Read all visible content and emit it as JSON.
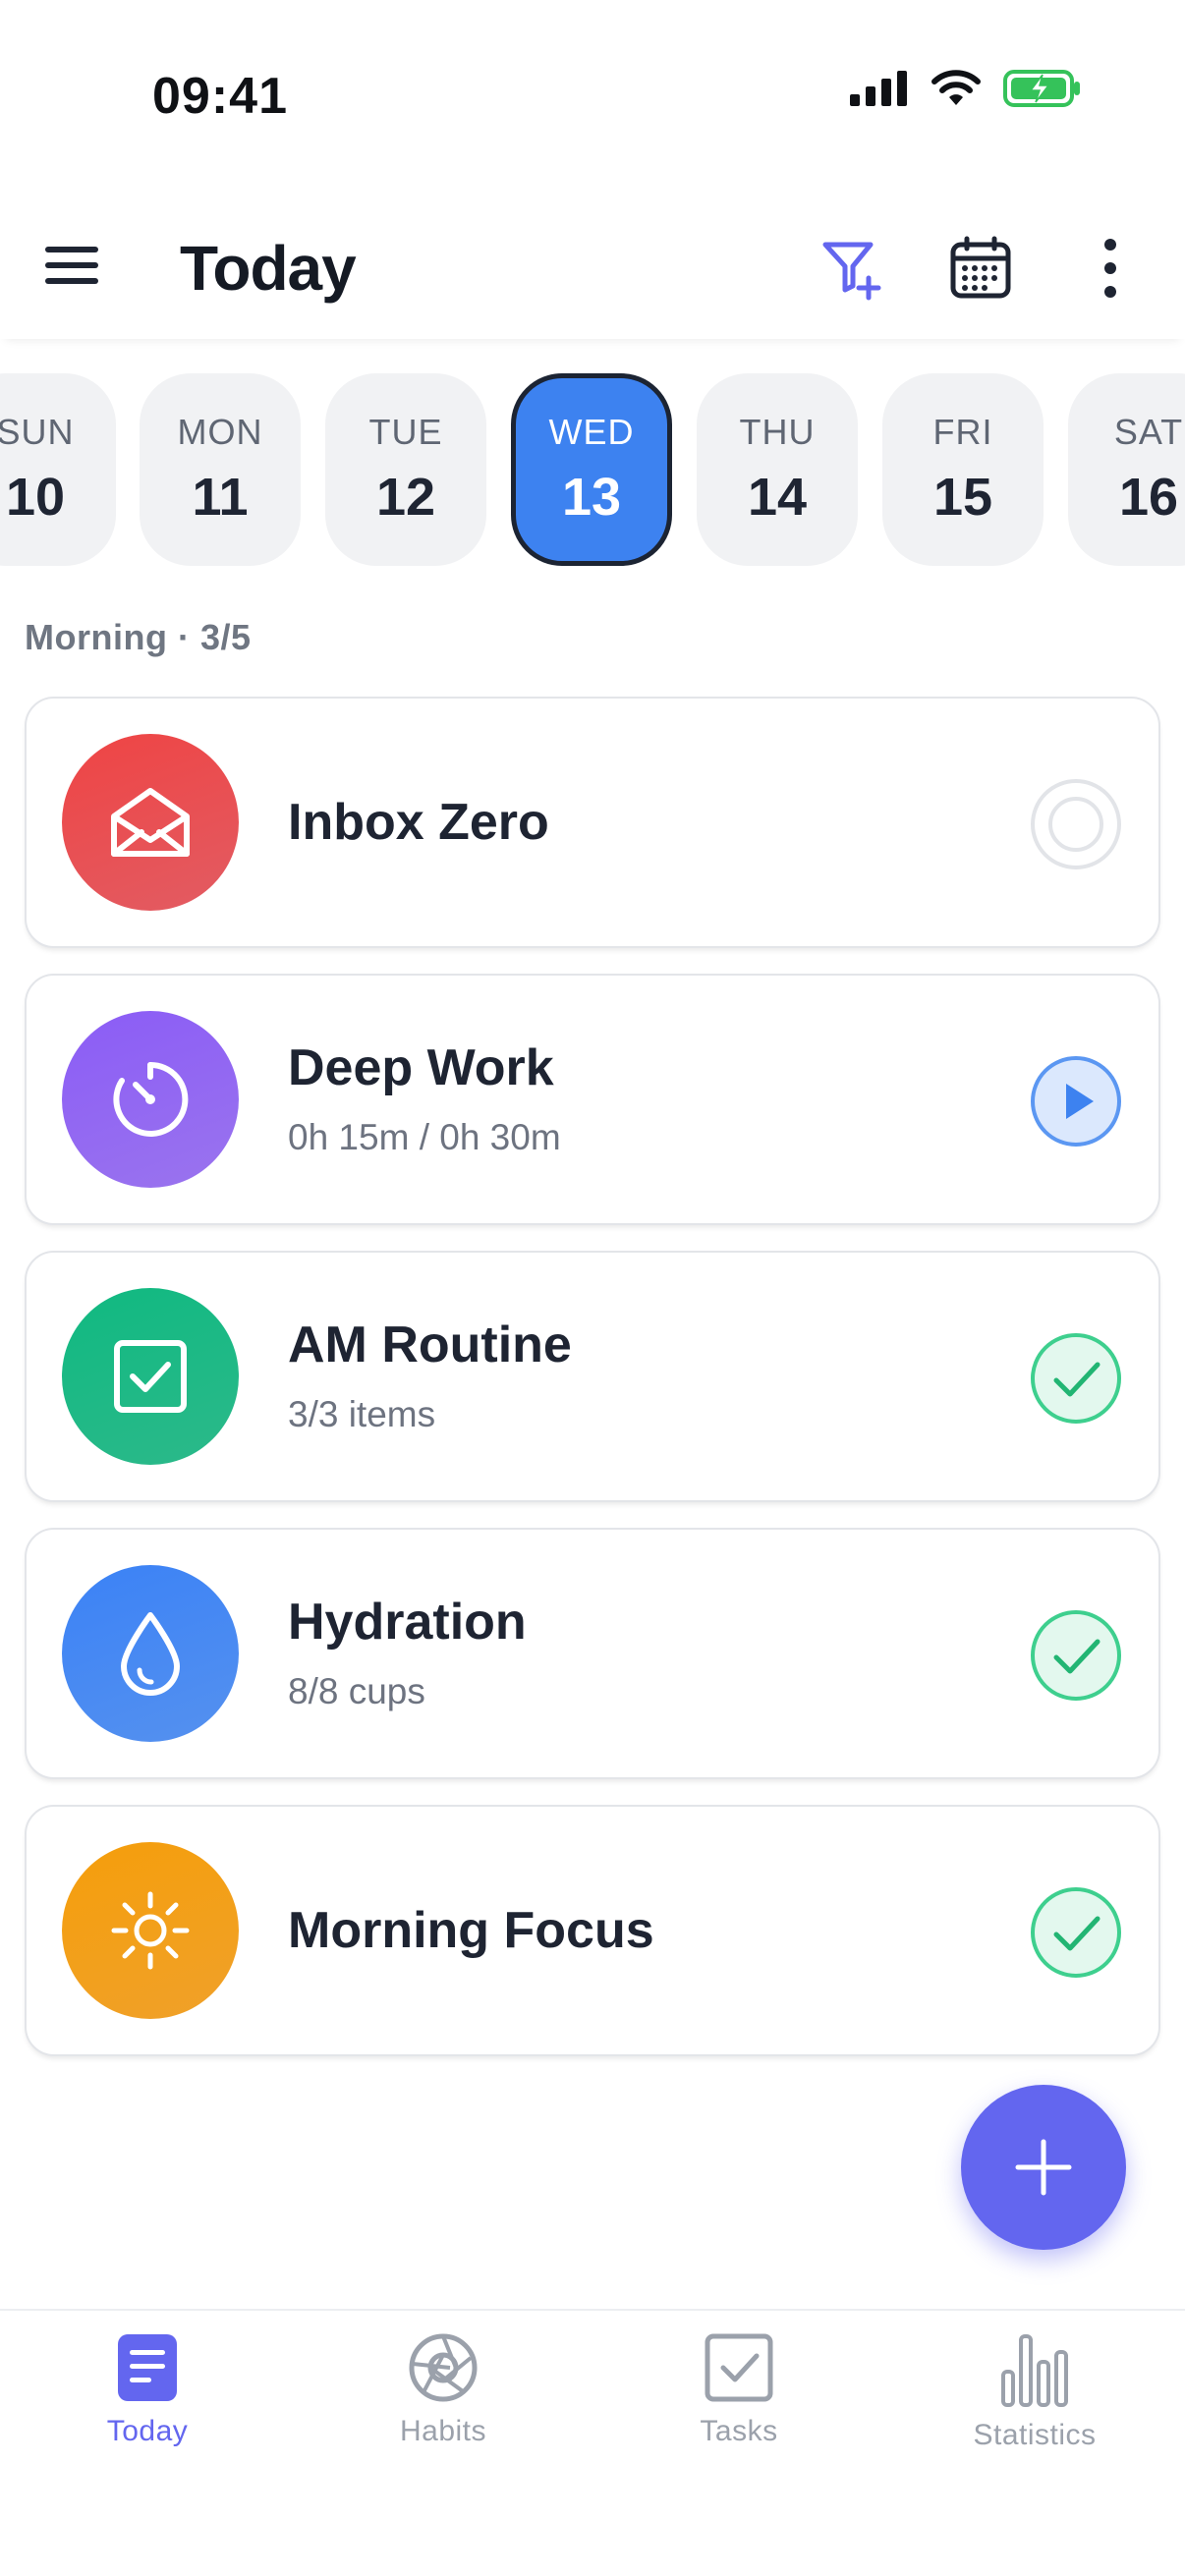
{
  "status_bar": {
    "time": "09:41"
  },
  "header": {
    "title": "Today"
  },
  "colors": {
    "accent": "#6366ef",
    "selected_day": "#3d82f0",
    "done": "#3ecf8e",
    "inbox": "#e94b4f",
    "deep_work": "#8b5cf6",
    "am_routine": "#1fb07e",
    "hydration": "#3d82f0",
    "morning_focus": "#f29a1a"
  },
  "days": [
    {
      "dow": "SUN",
      "num": "10"
    },
    {
      "dow": "MON",
      "num": "11"
    },
    {
      "dow": "TUE",
      "num": "12"
    },
    {
      "dow": "WED",
      "num": "13",
      "selected": true
    },
    {
      "dow": "THU",
      "num": "14"
    },
    {
      "dow": "FRI",
      "num": "15"
    },
    {
      "dow": "SAT",
      "num": "16"
    }
  ],
  "section": {
    "label": "Morning · 3/5"
  },
  "habits": [
    {
      "name": "Inbox Zero",
      "subtitle": "",
      "icon": "envelope-icon",
      "state": "not-started"
    },
    {
      "name": "Deep Work",
      "subtitle": "0h 15m / 0h 30m",
      "icon": "timer-icon",
      "state": "play"
    },
    {
      "name": "AM Routine",
      "subtitle": "3/3 items",
      "icon": "checkbox-icon",
      "state": "done"
    },
    {
      "name": "Hydration",
      "subtitle": "8/8 cups",
      "icon": "water-drop-icon",
      "state": "done"
    },
    {
      "name": "Morning Focus",
      "subtitle": "",
      "icon": "sun-icon",
      "state": "done"
    }
  ],
  "nav": [
    {
      "label": "Today",
      "icon": "today-icon",
      "active": true
    },
    {
      "label": "Habits",
      "icon": "habits-icon",
      "active": false
    },
    {
      "label": "Tasks",
      "icon": "tasks-icon",
      "active": false
    },
    {
      "label": "Statistics",
      "icon": "statistics-icon",
      "active": false
    }
  ]
}
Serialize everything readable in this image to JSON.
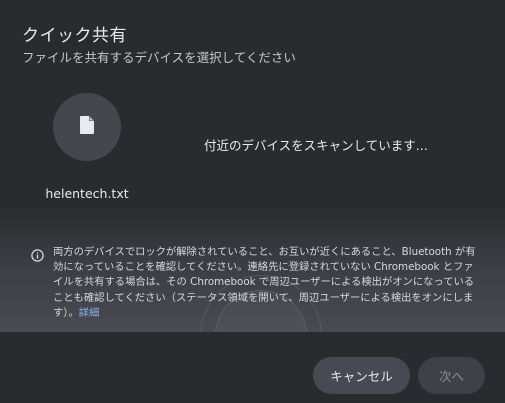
{
  "dialog": {
    "title": "クイック共有",
    "subtitle": "ファイルを共有するデバイスを選択してください"
  },
  "file": {
    "name": "helentech.txt",
    "icon": "file-icon"
  },
  "status": {
    "text": "付近のデバイスをスキャンしています..."
  },
  "info": {
    "icon": "info-icon",
    "text": "両方のデバイスでロックが解除されていること、お互いが近くにあること、Bluetooth が有効になっていることを確認してください。連絡先に登録されていない Chromebook とファイルを共有する場合は、その Chromebook で周辺ユーザーによる検出がオンになっていることも確認してください（ステータス領域を開いて、周辺ユーザーによる検出をオンにします）。",
    "link_label": "詳細"
  },
  "buttons": {
    "cancel_label": "キャンセル",
    "next_label": "次へ"
  },
  "colors": {
    "background": "#2a2b2e",
    "link": "#8ab4f8",
    "cancel_button": "#474a51",
    "next_button_disabled": "#3f4146"
  }
}
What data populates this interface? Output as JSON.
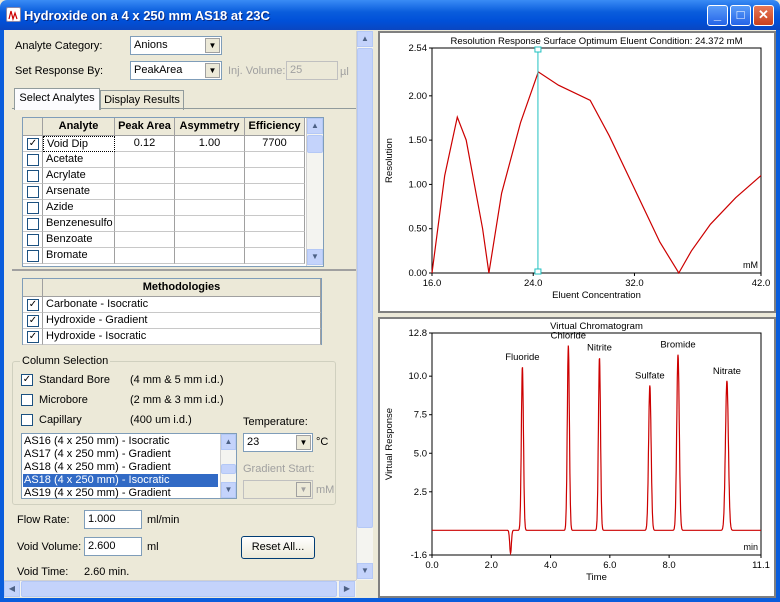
{
  "window": {
    "title": "Hydroxide on a 4 x 250 mm AS18 at 23C",
    "min": "_",
    "max": "□",
    "close": "✕"
  },
  "form": {
    "analyte_category_label": "Analyte Category:",
    "analyte_category_value": "Anions",
    "set_response_label": "Set Response By:",
    "set_response_value": "PeakArea",
    "inj_volume_label": "Inj. Volume:",
    "inj_volume_value": "25",
    "inj_volume_unit": "µl"
  },
  "tabs": [
    {
      "label": "Select Analytes"
    },
    {
      "label": "Display Results"
    }
  ],
  "analyte_table": {
    "headers": [
      "Analyte",
      "Peak Area",
      "Asymmetry",
      "Efficiency"
    ],
    "rows": [
      {
        "checked": true,
        "name": "Void Dip",
        "peak_area": "0.12",
        "asymmetry": "1.00",
        "efficiency": "7700"
      },
      {
        "checked": false,
        "name": "Acetate",
        "peak_area": "",
        "asymmetry": "",
        "efficiency": ""
      },
      {
        "checked": false,
        "name": "Acrylate",
        "peak_area": "",
        "asymmetry": "",
        "efficiency": ""
      },
      {
        "checked": false,
        "name": "Arsenate",
        "peak_area": "",
        "asymmetry": "",
        "efficiency": ""
      },
      {
        "checked": false,
        "name": "Azide",
        "peak_area": "",
        "asymmetry": "",
        "efficiency": ""
      },
      {
        "checked": false,
        "name": "Benzenesulfo",
        "peak_area": "",
        "asymmetry": "",
        "efficiency": ""
      },
      {
        "checked": false,
        "name": "Benzoate",
        "peak_area": "",
        "asymmetry": "",
        "efficiency": ""
      },
      {
        "checked": false,
        "name": "Bromate",
        "peak_area": "",
        "asymmetry": "",
        "efficiency": ""
      }
    ]
  },
  "methodologies": {
    "header": "Methodologies",
    "rows": [
      {
        "checked": true,
        "name": "Carbonate - Isocratic"
      },
      {
        "checked": true,
        "name": "Hydroxide - Gradient"
      },
      {
        "checked": true,
        "name": "Hydroxide - Isocratic"
      }
    ]
  },
  "column_selection": {
    "title": "Column Selection",
    "options": [
      {
        "checked": true,
        "label": "Standard Bore",
        "detail": "(4 mm & 5 mm i.d.)"
      },
      {
        "checked": false,
        "label": "Microbore",
        "detail": "(2 mm & 3 mm i.d.)"
      },
      {
        "checked": false,
        "label": "Capillary",
        "detail": "(400 um i.d.)"
      }
    ],
    "columns": [
      {
        "label": "AS16 (4 x 250 mm) - Isocratic",
        "selected": false
      },
      {
        "label": "AS17 (4 x 250 mm) - Gradient",
        "selected": false
      },
      {
        "label": "AS18 (4 x 250 mm) - Gradient",
        "selected": false
      },
      {
        "label": "AS18 (4 x 250 mm) - Isocratic",
        "selected": true
      },
      {
        "label": "AS19 (4 x 250 mm) - Gradient",
        "selected": false
      }
    ],
    "temperature_label": "Temperature:",
    "temperature_value": "23",
    "temperature_unit": "°C",
    "gradient_start_label": "Gradient Start:",
    "gradient_start_value": "",
    "gradient_start_unit": "mM"
  },
  "flow": {
    "label": "Flow Rate:",
    "value": "1.000",
    "unit": "ml/min"
  },
  "void_volume": {
    "label": "Void Volume:",
    "value": "2.600",
    "unit": "ml"
  },
  "void_time": {
    "label": "Void Time:",
    "value": "2.60 min."
  },
  "reset_button": "Reset All...",
  "chart_data": [
    {
      "type": "line",
      "title": "Resolution Response Surface  Optimum Eluent Condition: 24.372 mM",
      "xlabel": "Eluent Concentration",
      "ylabel": "Resolution",
      "x_unit": "mM",
      "xlim": [
        16.0,
        42.0
      ],
      "ylim": [
        0.0,
        2.54
      ],
      "xticks": [
        "16.0",
        "24.0",
        "32.0",
        "42.0"
      ],
      "yticks": [
        "0.00",
        "0.50",
        "1.00",
        "1.50",
        "2.00",
        "2.54"
      ],
      "optimum_x": 24.372,
      "series": [
        {
          "x": [
            16.0,
            17.0,
            18.0,
            18.7,
            20.0,
            20.5,
            21.5,
            23.0,
            24.4,
            26.0,
            28.5,
            30.0,
            32.0,
            34.0,
            35.5,
            36.5,
            38.0,
            40.0,
            42.0
          ],
          "y": [
            0.0,
            1.1,
            1.76,
            1.5,
            0.5,
            0.0,
            0.9,
            1.7,
            2.27,
            2.12,
            1.95,
            1.55,
            0.95,
            0.35,
            0.0,
            0.25,
            0.55,
            0.85,
            1.1
          ]
        }
      ],
      "grid": false,
      "legend": "none",
      "color": "#cc0000"
    },
    {
      "type": "line",
      "title": "Virtual Chromatogram",
      "xlabel": "Time",
      "ylabel": "Virtual Response",
      "x_unit": "min",
      "xlim": [
        0.0,
        11.1
      ],
      "ylim": [
        -1.6,
        12.8
      ],
      "xticks": [
        "0.0",
        "2.0",
        "4.0",
        "6.0",
        "8.0",
        "11.1"
      ],
      "yticks": [
        "-1.6",
        "2.5",
        "5.0",
        "7.5",
        "10.0",
        "12.8"
      ],
      "baseline": 0.0,
      "void_dip": {
        "time": 2.65,
        "depth": -1.5
      },
      "peaks": [
        {
          "name": "Fluoride",
          "time": 3.05,
          "height": 10.6,
          "width": 0.05
        },
        {
          "name": "Chloride",
          "time": 4.6,
          "height": 12.0,
          "width": 0.05
        },
        {
          "name": "Nitrite",
          "time": 5.65,
          "height": 11.2,
          "width": 0.05
        },
        {
          "name": "Sulfate",
          "time": 7.35,
          "height": 9.4,
          "width": 0.06
        },
        {
          "name": "Bromide",
          "time": 8.3,
          "height": 11.4,
          "width": 0.06
        },
        {
          "name": "Nitrate",
          "time": 9.95,
          "height": 9.7,
          "width": 0.07
        }
      ],
      "grid": false,
      "legend": "none",
      "color": "#cc0000"
    }
  ]
}
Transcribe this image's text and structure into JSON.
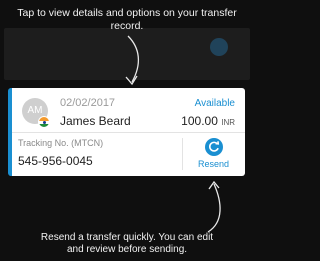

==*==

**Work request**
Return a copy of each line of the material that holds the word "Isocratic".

**Response**
        "name": "Carbonate - Isocratic"
        "name": "Hydroxide - Isocratic"
        "label": "AS16 (4 x 250 mm) - Isocratic",
        "label": "AS18 (4 x 250 mm) - Isocratic",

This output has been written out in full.